Writing Exercise: The Letter

I write this to you, my son, because no one knows you exist. Had the Council realized you are a boy, they would have strangled you at birth.

I have raised you a woman. You know our culture, our ways, our weaknesses. Now that women are able to reproduce without the aid of men, the male population has become nothing but the object of hunting and torture in the name of entertainment. There are few left. This, my son, is your fate should anyone discover your biological sex.

The very savagery once accused of men exists only in the hearts of those who hunger for more power. They are coming for me, because I dare to resist that power. My hope lies in you. If you remember what I have taught you, victory is possible. Save the men.
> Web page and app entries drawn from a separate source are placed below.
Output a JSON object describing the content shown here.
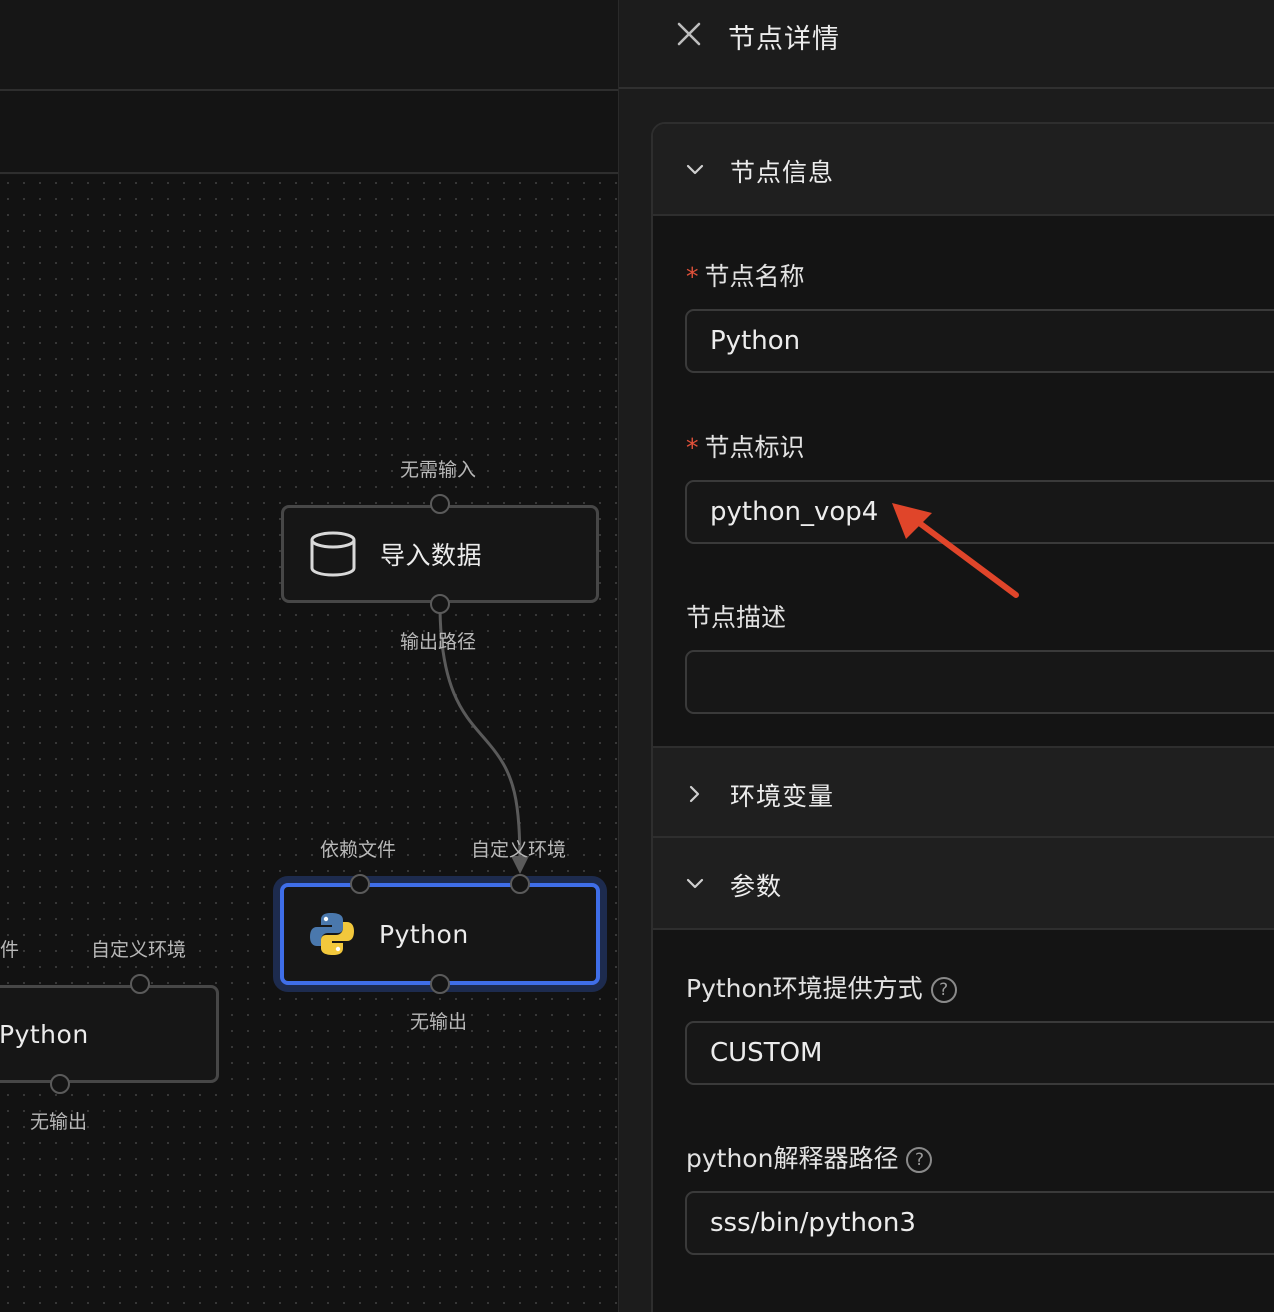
{
  "canvas": {
    "nodes": [
      {
        "label": "导入数据",
        "icon": "database-icon",
        "input_label": "无需输入",
        "output_label": "输出路径"
      },
      {
        "label": "Python",
        "icon": "python-logo-icon",
        "input_labels": [
          "依赖文件",
          "自定义环境"
        ],
        "output_label": "无输出",
        "selected": true
      },
      {
        "label": "Python",
        "icon": "python-logo-icon",
        "input_labels": [
          "件",
          "自定义环境"
        ],
        "output_label": "无输出"
      }
    ]
  },
  "panel": {
    "title": "节点详情",
    "sections": {
      "node_info": {
        "title": "节点信息",
        "expanded": true,
        "fields": {
          "name": {
            "label": "节点名称",
            "required": true,
            "value": "Python"
          },
          "id": {
            "label": "节点标识",
            "required": true,
            "value": "python_vop4"
          },
          "description": {
            "label": "节点描述",
            "required": false,
            "value": ""
          }
        }
      },
      "env_vars": {
        "title": "环境变量",
        "expanded": false
      },
      "params": {
        "title": "参数",
        "expanded": true,
        "fields": {
          "env_provider": {
            "label": "Python环境提供方式",
            "value": "CUSTOM",
            "help": "?"
          },
          "interpreter_path": {
            "label": "python解释器路径",
            "value": "sss/bin/python3",
            "help": "?"
          }
        }
      }
    }
  },
  "colors": {
    "accent": "#3f6ee8",
    "annotation_arrow": "#e0452a",
    "required_star": "#e0513a"
  }
}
Save us all.

You will not likely see me again. Destroy this letter upon reading it. And no matter what, do not reveal your true Name to anyone.

I am, and will ever remain,

Your Mother

Living in a Bubble

One of the things I love about working with the public is I feel connected to the people around me. Even if I’m not the most up to date on current events, I get to understand where people are coming from by listening and talking to them. My co-workers tell me of things they are passionate about and I hear news from the countless perspectives of people I come into contact with.

While working with large volumes of people drains me, I hesitate when pondering different industries I may want to work in. Most companies interact with the public in some way, but it is always in the context of its own culture and outlook.

Granted, I think everyone interacts with the world in bubbles. We all have various perspectives, and the people we spend time with are the ones we develop miniature cultures with. Within each group of people lies a lens through which they see the world, thus influencing how they interact with both the world and each other. And while this is something I think everyone does (albeit inadvertently), it is something that frustrated me.

I want so badly to understand others who are different from me, and yet I find myself constricted within my own bubble. I want to related to people, to feel connected with them, and yet I have my human limits. And eventually a lack of balance between the two results in feeling like butter spread over too much bread (to paraphrase my friend Bilbo).

In short, and in cheesiness, I loathe the limitations humans are bound by; yet balancing our abilities with our inabilities is what makes us beautiful.

(Sorry, gotta love alliteration)

Long Hunter Pow Wow

My tires matted the grass as I turned off the main road, into the middle of nowhere, also known as Long Hunter State park. From the moment I stepped out of my car, I could hear the mournful voice of a Native American flute winding its way through the trees and to my anxious ears. I had gotten a great parking spot by the entrance of the festival, and my first destination while there was the bleachers surrounding the small stage where the performance was taking place.

While walking through the clearing in the wood, I felt overcome with a sweet sadness I didn’t know how to reconcile. My soul wept with the sky in my loneliness, and yet I wouldn’t have had it any other way. Seeing the livelihood of a people who are too often invisible to me reminded me of my need to connect with nature, to bask in the beauty of the earth. Solitude has a way of doing that to you: of wringing your heart free of the shallowness of petty problems and leaving behind a core of raw emotion, an essence of what it means to be human.

I walked around the field for hours, visiting the different vendors and admiring their art. Not wanting to leave, yet not wanting to stay, I had to tear myself away like a child from her mother. Something inside me connected to this culture, to the stories, the traditions, the heartache. A connection which only a deep loneliness could reveal in its rugged beauty.